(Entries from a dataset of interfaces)

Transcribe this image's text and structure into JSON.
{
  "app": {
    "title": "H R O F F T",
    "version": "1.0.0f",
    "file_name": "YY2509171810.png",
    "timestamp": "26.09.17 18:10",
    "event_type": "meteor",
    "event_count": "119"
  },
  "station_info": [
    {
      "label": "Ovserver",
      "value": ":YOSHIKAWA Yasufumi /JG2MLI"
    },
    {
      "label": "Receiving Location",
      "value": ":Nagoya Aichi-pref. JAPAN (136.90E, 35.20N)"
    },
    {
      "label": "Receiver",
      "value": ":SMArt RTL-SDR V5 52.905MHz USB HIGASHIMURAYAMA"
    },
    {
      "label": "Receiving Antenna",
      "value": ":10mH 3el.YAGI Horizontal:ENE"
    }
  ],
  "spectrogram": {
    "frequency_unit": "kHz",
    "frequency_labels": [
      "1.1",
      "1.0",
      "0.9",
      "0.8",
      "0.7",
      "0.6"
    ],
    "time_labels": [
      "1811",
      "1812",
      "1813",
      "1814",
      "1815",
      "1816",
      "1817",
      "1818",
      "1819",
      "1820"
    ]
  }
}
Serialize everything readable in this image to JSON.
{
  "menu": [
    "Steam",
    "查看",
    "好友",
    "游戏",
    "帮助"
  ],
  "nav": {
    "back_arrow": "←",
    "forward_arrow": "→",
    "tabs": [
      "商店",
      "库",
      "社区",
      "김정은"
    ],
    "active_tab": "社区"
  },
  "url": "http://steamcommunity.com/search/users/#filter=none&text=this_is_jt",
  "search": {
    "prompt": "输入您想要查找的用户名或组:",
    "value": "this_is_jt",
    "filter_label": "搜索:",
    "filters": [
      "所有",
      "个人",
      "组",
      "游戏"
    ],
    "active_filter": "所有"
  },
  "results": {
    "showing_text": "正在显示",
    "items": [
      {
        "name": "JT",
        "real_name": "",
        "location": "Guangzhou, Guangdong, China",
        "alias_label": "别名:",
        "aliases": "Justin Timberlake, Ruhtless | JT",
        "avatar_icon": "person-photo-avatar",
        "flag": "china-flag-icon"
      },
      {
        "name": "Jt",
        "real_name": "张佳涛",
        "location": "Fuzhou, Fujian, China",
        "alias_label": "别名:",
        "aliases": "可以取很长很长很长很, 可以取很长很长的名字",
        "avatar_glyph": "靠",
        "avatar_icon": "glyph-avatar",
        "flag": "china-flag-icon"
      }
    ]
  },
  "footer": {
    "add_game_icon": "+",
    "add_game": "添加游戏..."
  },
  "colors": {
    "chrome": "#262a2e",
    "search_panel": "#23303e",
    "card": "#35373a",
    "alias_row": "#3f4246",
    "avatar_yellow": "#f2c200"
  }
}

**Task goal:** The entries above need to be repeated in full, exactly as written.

**Task output:**
Transcribe this image's text and structure into JSON.
{
  "app": {
    "title": "H R O F F T",
    "version": "1.0.0f",
    "file_name": "YY2509171810.png",
    "timestamp": "26.09.17 18:10",
    "event_type": "meteor",
    "event_count": "119"
  },
  "station_info": [
    {
      "label": "Ovserver",
      "value": ":YOSHIKAWA Yasufumi /JG2MLI"
    },
    {
      "label": "Receiving Location",
      "value": ":Nagoya Aichi-pref. JAPAN (136.90E, 35.20N)"
    },
    {
      "label": "Receiver",
      "value": ":SMArt RTL-SDR V5 52.905MHz USB HIGASHIMURAYAMA"
    },
    {
      "label": "Receiving Antenna",
      "value": ":10mH 3el.YAGI Horizontal:ENE"
    }
  ],
  "spectrogram": {
    "frequency_unit": "kHz",
    "frequency_labels": [
      "1.1",
      "1.0",
      "0.9",
      "0.8",
      "0.7",
      "0.6"
    ],
    "time_labels": [
      "1811",
      "1812",
      "1813",
      "1814",
      "1815",
      "1816",
      "1817",
      "1818",
      "1819",
      "1820"
    ]
  }
}
Serialize everything readable in this image to JSON.
{
  "menu": [
    "Steam",
    "查看",
    "好友",
    "游戏",
    "帮助"
  ],
  "nav": {
    "back_arrow": "←",
    "forward_arrow": "→",
    "tabs": [
      "商店",
      "库",
      "社区",
      "김정은"
    ],
    "active_tab": "社区"
  },
  "url": "http://steamcommunity.com/search/users/#filter=none&text=this_is_jt",
  "search": {
    "prompt": "输入您想要查找的用户名或组:",
    "value": "this_is_jt",
    "filter_label": "搜索:",
    "filters": [
      "所有",
      "个人",
      "组",
      "游戏"
    ],
    "active_filter": "所有"
  },
  "results": {
    "showing_text": "正在显示",
    "items": [
      {
        "name": "JT",
        "real_name": "",
        "location": "Guangzhou, Guangdong, China",
        "alias_label": "别名:",
        "aliases": "Justin Timberlake, Ruhtless | JT",
        "avatar_icon": "person-photo-avatar",
        "flag": "china-flag-icon"
      },
      {
        "name": "Jt",
        "real_name": "张佳涛",
        "location": "Fuzhou, Fujian, China",
        "alias_label": "别名:",
        "aliases": "可以取很长很长很长很, 可以取很长很长的名字",
        "avatar_glyph": "靠",
        "avatar_icon": "glyph-avatar",
        "flag": "china-flag-icon"
      }
    ]
  },
  "footer": {
    "add_game_icon": "+",
    "add_game": "添加游戏..."
  },
  "colors": {
    "chrome": "#262a2e",
    "search_panel": "#23303e",
    "card": "#35373a",
    "alias_row": "#3f4246",
    "avatar_yellow": "#f2c200"
  }
}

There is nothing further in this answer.